At this outbreak of grief, the cause of which they understood not, but which in such a man was heart-rending, the two sisters wound their arms about his old gray head, and exclaimed amid their tears: “Look at us! Only tell us what is the matter with you?—Is it our fault?”
At this instant, the noise of footsteps resounded from the stairs, mingled with the barking of Spoil-sport, who had remained outside the door. The nearer the steps approached, the more furious became the barking; it was no doubt accompanied with hostile demonstrations, for the host was heard to cry out in an angry tone: “Hollo! you there! Call off your dog, or speak to him. It is Mr. Burgomaster who is coming up.”

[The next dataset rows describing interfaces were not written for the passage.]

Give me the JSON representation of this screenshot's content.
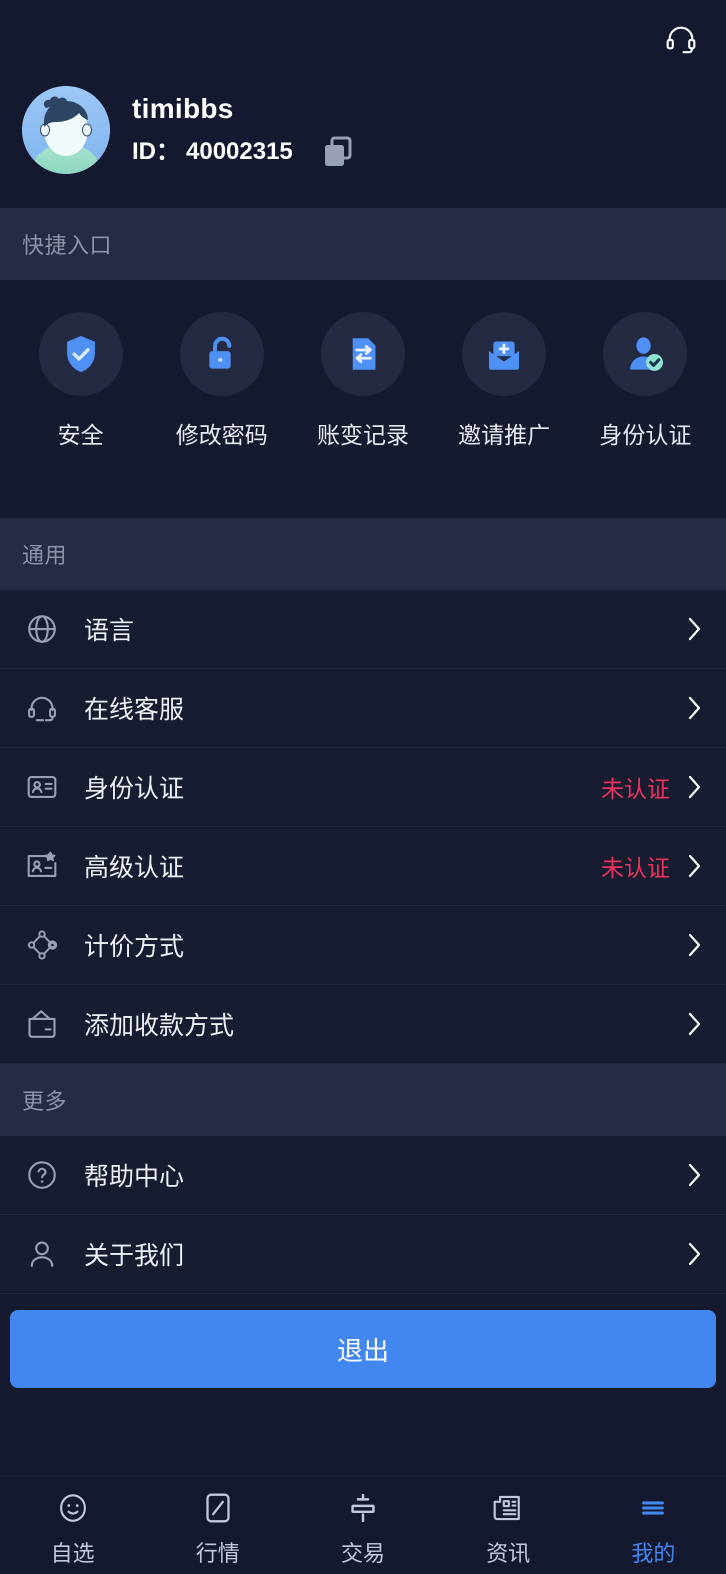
{
  "header": {
    "support_icon": "headset-icon",
    "username": "timibbs",
    "id_label": "ID：",
    "id_value": "40002315",
    "copy_icon": "copy-icon"
  },
  "quick_access": {
    "title": "快捷入口",
    "items": [
      {
        "label": "安全",
        "icon": "shield-check-icon"
      },
      {
        "label": "修改密码",
        "icon": "unlock-icon"
      },
      {
        "label": "账变记录",
        "icon": "transfer-record-icon"
      },
      {
        "label": "邀请推广",
        "icon": "invite-mail-icon"
      },
      {
        "label": "身份认证",
        "icon": "user-verified-icon"
      }
    ]
  },
  "general": {
    "title": "通用",
    "items": [
      {
        "label": "语言",
        "icon": "globe-icon",
        "value": ""
      },
      {
        "label": "在线客服",
        "icon": "headset-icon",
        "value": ""
      },
      {
        "label": "身份认证",
        "icon": "id-card-icon",
        "value": "未认证"
      },
      {
        "label": "高级认证",
        "icon": "id-card-star-icon",
        "value": "未认证"
      },
      {
        "label": "计价方式",
        "icon": "node-graph-icon",
        "value": ""
      },
      {
        "label": "添加收款方式",
        "icon": "wallet-icon",
        "value": ""
      }
    ]
  },
  "more": {
    "title": "更多",
    "items": [
      {
        "label": "帮助中心",
        "icon": "question-circle-icon",
        "value": ""
      },
      {
        "label": "关于我们",
        "icon": "person-icon",
        "value": ""
      }
    ]
  },
  "logout": {
    "label": "退出"
  },
  "tabbar": {
    "items": [
      {
        "label": "自选",
        "icon": "smiley-icon",
        "active": false
      },
      {
        "label": "行情",
        "icon": "market-chart-icon",
        "active": false
      },
      {
        "label": "交易",
        "icon": "candlestick-icon",
        "active": false
      },
      {
        "label": "资讯",
        "icon": "newspaper-icon",
        "active": false
      },
      {
        "label": "我的",
        "icon": "menu-lines-icon",
        "active": true
      }
    ]
  },
  "colors": {
    "background": "#151a2e",
    "section_header_bg": "#252a45",
    "accent_blue": "#4286f0",
    "warning_red": "#e8335e",
    "row_bg": "#171c30",
    "divider": "#232842"
  }
}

“Dagobert—do you hear?—it is the burgomaster,” said Rose.
“They are coming upstairs—a number of people,” resumed Blanche.
The word burgomaster recalled whatever had happened to the mind of Dagobert, and completed, so to express it, the picture of his terrible position. His horse was dead, he had neither papers nor money, and a day, a single day’s detention, might defeat the last hope of the sisters, and render useless this long and toilsome journey.
Men of strong minds, and the veteran was of the number, prefer great perils, positions of danger accurately defined, to the vague anxieties which precede a settled misfortune. Guided by his good sense and admirable devotion, Dagobert understood at once, that his only resource was now in the justice of the burgomaster, and that all his efforts should tend to conciliate the favor of that magistrate. He therefore dried his eyes with the sheet, rose from the ground, erect, calm, and resolute, and said to the orphans: “Fear nothing, my children; it is our deliverer who is at hand.”
“Will you call off your dog or no?” cried the host, still detained on the stairs by Spoil-sport, who, as a vigilant sentinel, continued to dispute the passage. “Is the animal mad, I say? Why don’t you tie him up? Have you not caused trouble enough in my house? I tell you, that Mr. Burgomaster is waiting to examine you in your turn, for he has finished with Morok.”
Dagobert drew his fingers through his gray locks and across his moustache, clasped the collar of his top-coat, and brushed the sleeves with his hand, in order to give himself the best appearance possible; for he felt that the fate of the orphans must depend on his interview with the magistrate. It was not without a violent beating of the heart, that he laid his hand upon the door-knob, saying to the young girls, who were growing more and more frightened by such a succession of events: “Hide yourselves in your bed, my children; if any one must needs enter, it shall be the burgomaster alone.”
Thereupon, opening the door, the soldier stepped out on the landing place, and said: “Down, Spoil-sport!—Here!”
The dog obeyed, but with manifest repugnance. His master had to speak twice, before he would abstain from all hostile movements towards the host. This latter, with a lantern in one hand and his cap in the other, respectfully preceded the burgomaster, whose magisterial proportions were lost in the half shadows of the staircase. Behind the judge, and a few steps lower, the inquisitive faces of the people belonging to the inn were dimly visible by the light of another lantern.